● **Available data**:
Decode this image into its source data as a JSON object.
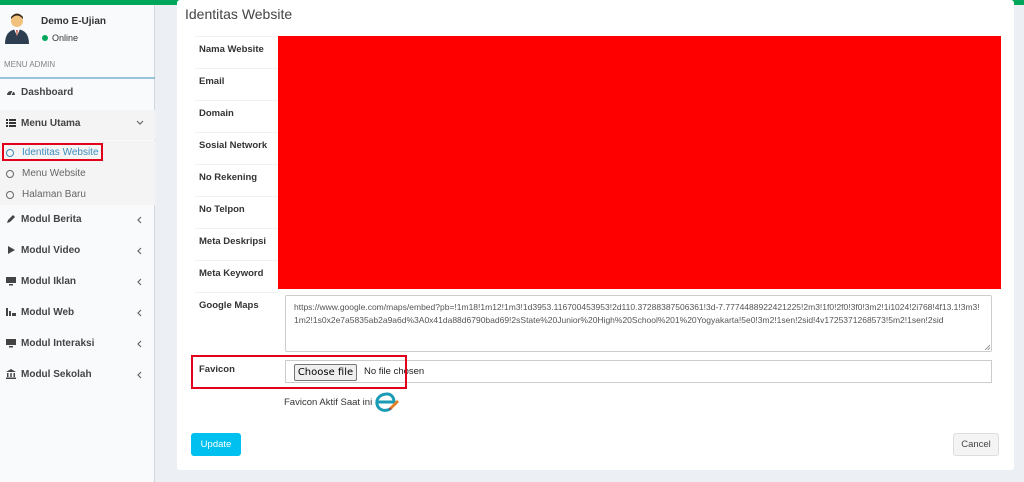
{
  "colors": {
    "accent": "#00a65a",
    "primary": "#3c8dbc",
    "highlight": "#e3001b",
    "redaction": "#ff0000",
    "update": "#00c0ef"
  },
  "user": {
    "name": "Demo E-Ujian",
    "status": "Online"
  },
  "menu_header": "MENU ADMIN",
  "nav": {
    "dashboard": {
      "label": "Dashboard",
      "icon": "dashboard-icon"
    },
    "menu_utama": {
      "label": "Menu Utama",
      "icon": "list-icon"
    },
    "modul_berita": {
      "label": "Modul Berita",
      "icon": "pencil-icon"
    },
    "modul_video": {
      "label": "Modul Video",
      "icon": "play-icon"
    },
    "modul_iklan": {
      "label": "Modul Iklan",
      "icon": "monitor-icon"
    },
    "modul_web": {
      "label": "Modul Web",
      "icon": "web-icon"
    },
    "modul_interaksi": {
      "label": "Modul Interaksi",
      "icon": "monitor-icon"
    },
    "modul_sekolah": {
      "label": "Modul Sekolah",
      "icon": "institution-icon"
    }
  },
  "submenu": {
    "identitas": "Identitas Website",
    "menu_website": "Menu Website",
    "halaman_baru": "Halaman Baru"
  },
  "form": {
    "title": "Identitas Website",
    "labels": {
      "nama_website": "Nama Website",
      "email": "Email",
      "domain": "Domain",
      "sosial_network": "Sosial Network",
      "no_rekening": "No Rekening",
      "no_telpon": "No Telpon",
      "meta_deskripsi": "Meta Deskripsi",
      "meta_keyword": "Meta Keyword",
      "google_maps": "Google Maps",
      "favicon": "Favicon"
    },
    "google_maps_value": "https://www.google.com/maps/embed?pb=!1m18!1m12!1m3!1d3953.116700453953!2d110.37288387506361!3d-7.7774488922421225!2m3!1f0!2f0!3f0!3m2!1i1024!2i768!4f13.1!3m3!1m2!1s0x2e7a5835ab2a9a6d%3A0x41da88d6790bad69!2sState%20Junior%20High%20School%201%20Yogyakarta!5e0!3m2!1sen!2sid!4v1725371268573!5m2!1sen!2sid",
    "file_button": "Choose file",
    "file_status": "No file chosen",
    "favicon_active_label": "Favicon Aktif Saat ini :"
  },
  "buttons": {
    "update": "Update",
    "cancel": "Cancel"
  }
}
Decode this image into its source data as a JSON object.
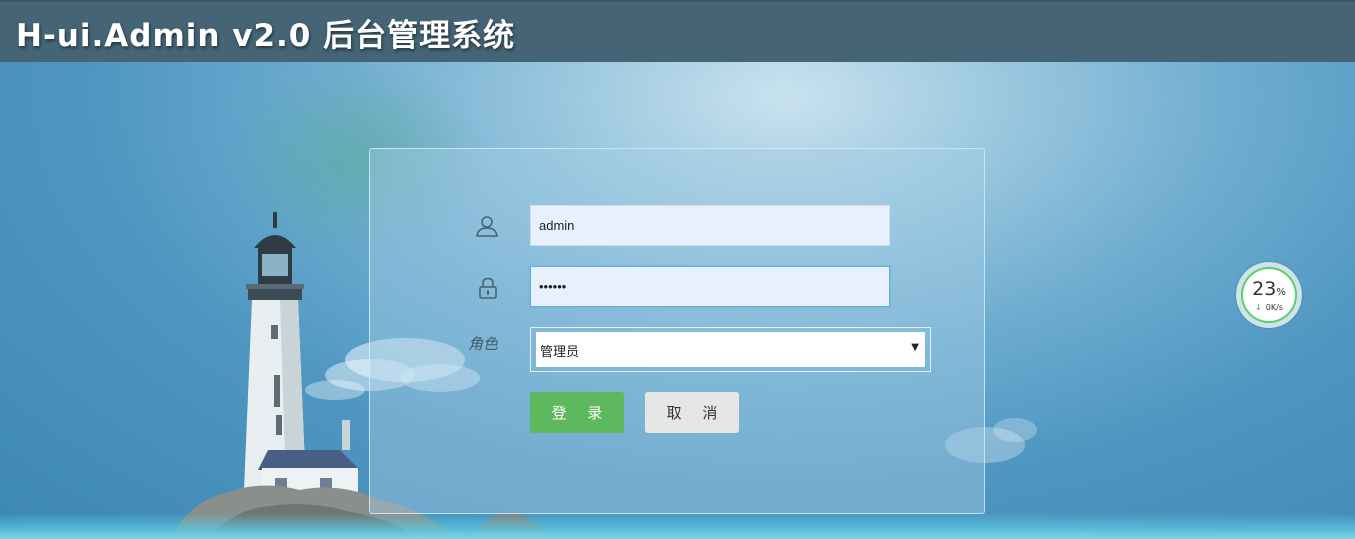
{
  "header": {
    "title": "H-ui.Admin v2.0 后台管理系统"
  },
  "login": {
    "username_value": "admin",
    "password_value": "••••••",
    "role_label": "角色",
    "role_selected": "管理员",
    "login_button": "登 录",
    "cancel_button": "取 消"
  },
  "speed_widget": {
    "percent": "23",
    "percent_unit": "%",
    "rate": "0K/s"
  },
  "colors": {
    "header_bg": "#456577",
    "login_button": "#5eb95e",
    "cancel_button": "#e6e6e6",
    "speed_ring": "#58d06b"
  },
  "icons": {
    "username": "user-icon",
    "password": "lock-icon",
    "select_arrow": "caret-down-icon",
    "download": "arrow-down-icon"
  }
}
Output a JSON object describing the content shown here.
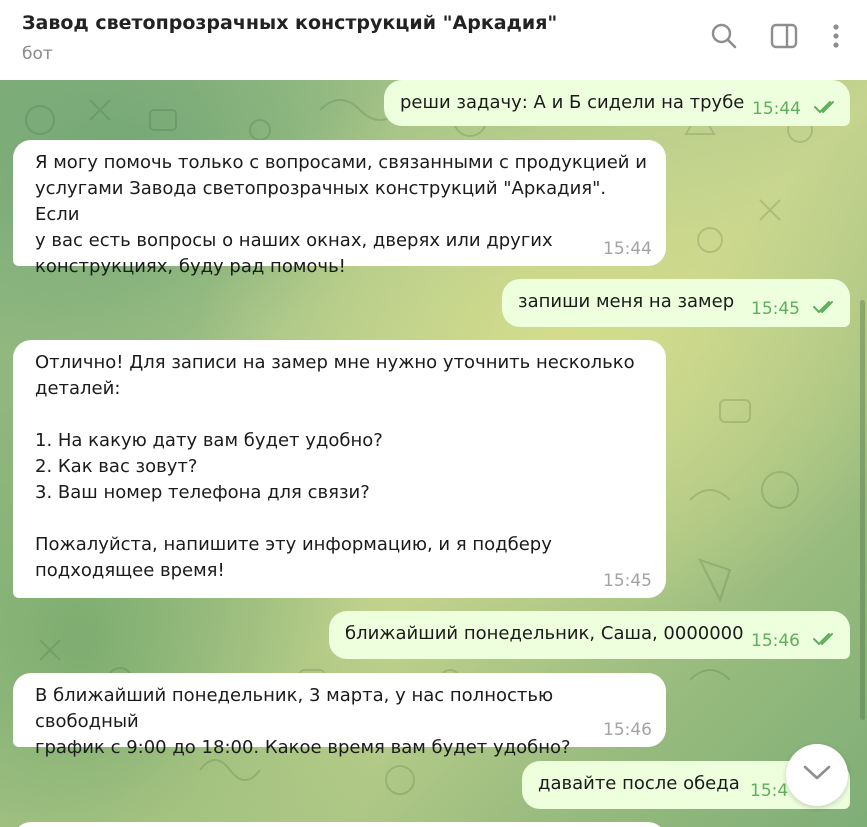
{
  "header": {
    "title": "Завод светопрозрачных конструкций \"Аркадия\"",
    "subtitle": "бот",
    "icons": [
      "search-icon",
      "sidebar-toggle-icon",
      "more-vertical-icon"
    ]
  },
  "messages": [
    {
      "direction": "outgoing",
      "text": "реши задачу: А и Б сидели на трубе",
      "time": "15:44",
      "status": "read"
    },
    {
      "direction": "incoming",
      "text": "Я могу помочь только с вопросами, связанными с продукцией и\nуслугами Завода светопрозрачных конструкций \"Аркадия\". Если\nу вас есть вопросы о наших окнах, дверях или других\nконструкциях, буду рад помочь!",
      "time": "15:44"
    },
    {
      "direction": "outgoing",
      "text": "запиши меня на замер",
      "time": "15:45",
      "status": "read"
    },
    {
      "direction": "incoming",
      "text": "Отлично! Для записи на замер мне нужно уточнить несколько\nдеталей:\n\n1. На какую дату вам будет удобно?\n2. Как вас зовут?\n3. Ваш номер телефона для связи?\n\nПожалуйста, напишите эту информацию, и я подберу\nподходящее время!",
      "time": "15:45"
    },
    {
      "direction": "outgoing",
      "text": "ближайший понедельник, Саша, 0000000",
      "time": "15:46",
      "status": "read"
    },
    {
      "direction": "incoming",
      "text": "В ближайший понедельник, 3 марта, у нас полностью свободный\nграфик с 9:00 до 18:00. Какое время вам будет удобно?",
      "time": "15:46"
    },
    {
      "direction": "outgoing",
      "text": "давайте после обеда",
      "time": "15:4",
      "status": "read"
    }
  ],
  "colors": {
    "incoming_bubble": "#ffffff",
    "outgoing_bubble": "#eeffde",
    "outgoing_time": "#5eae5c",
    "incoming_time": "#a3a3a3",
    "header_icon": "#8e8e8e"
  },
  "scroll_down_icon": "chevron-down-icon"
}
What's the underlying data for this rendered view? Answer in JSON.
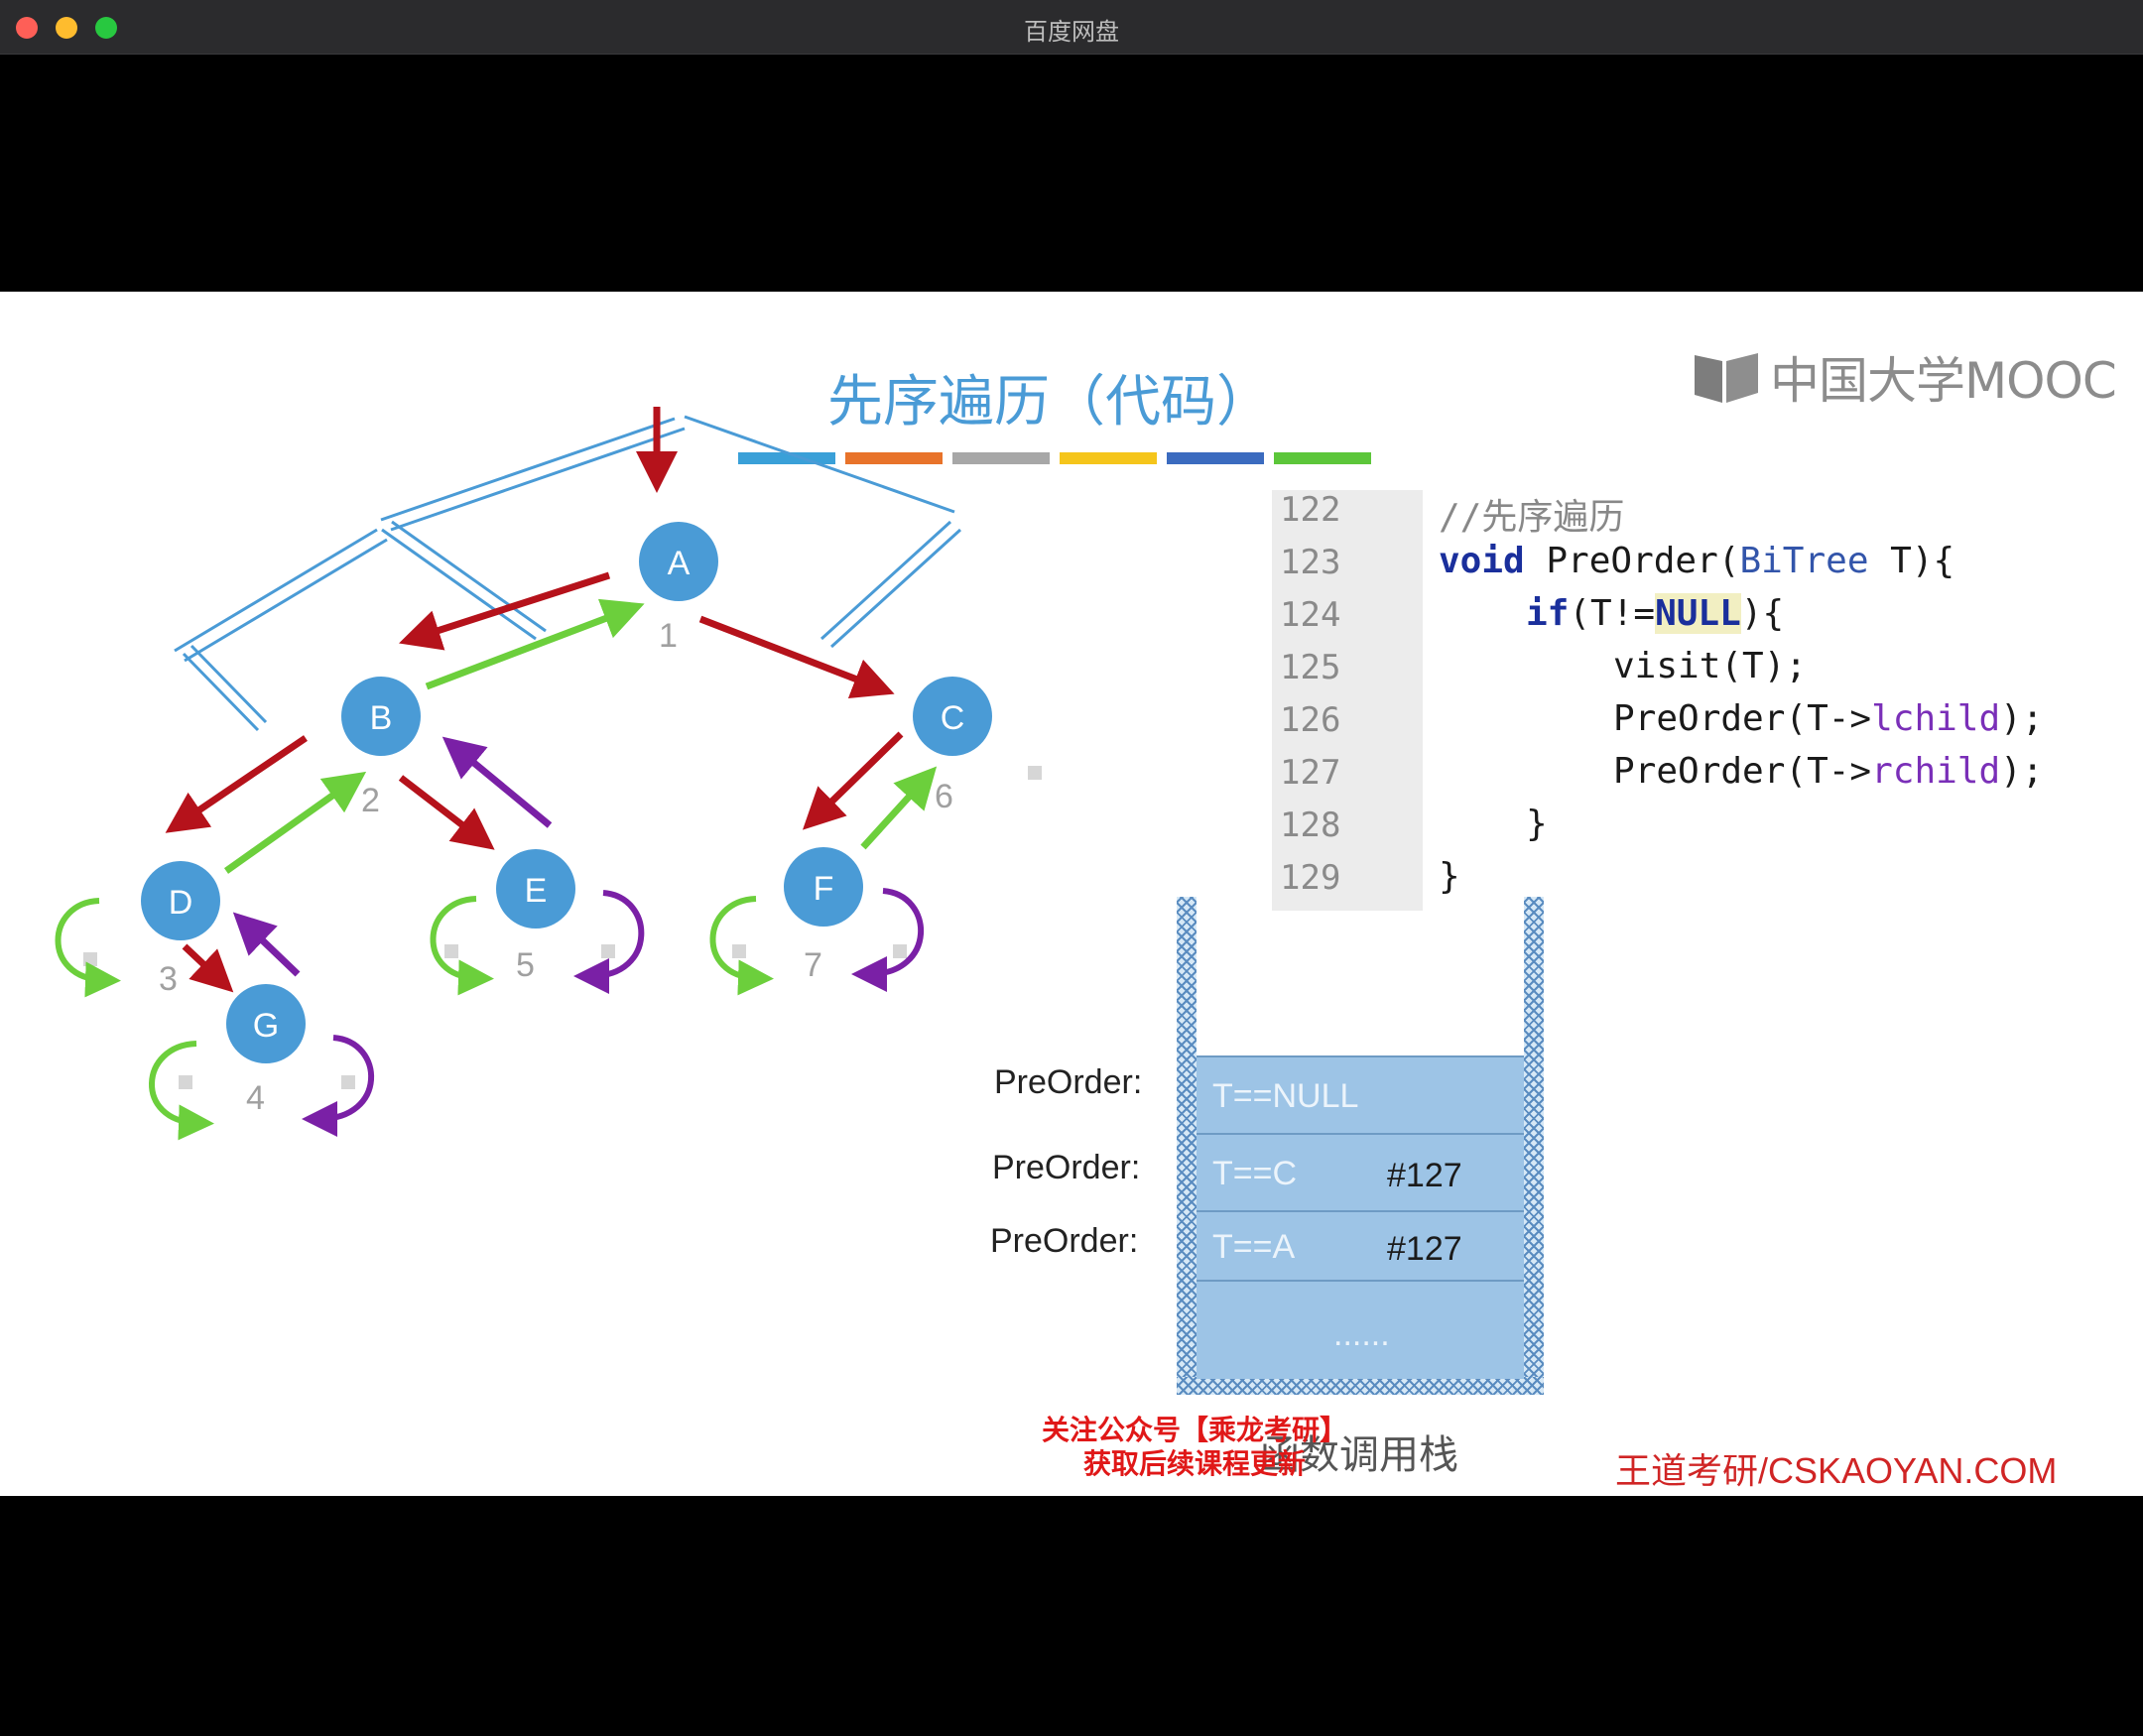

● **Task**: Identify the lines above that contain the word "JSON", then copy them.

● **Written answer**:
Decode this image into its source data as a JSON object.
Decode this image into its source data as a JSON object.
Output a JSON object describing the content shown here.
What's the underlying data for this rendered view? Answer in JSON.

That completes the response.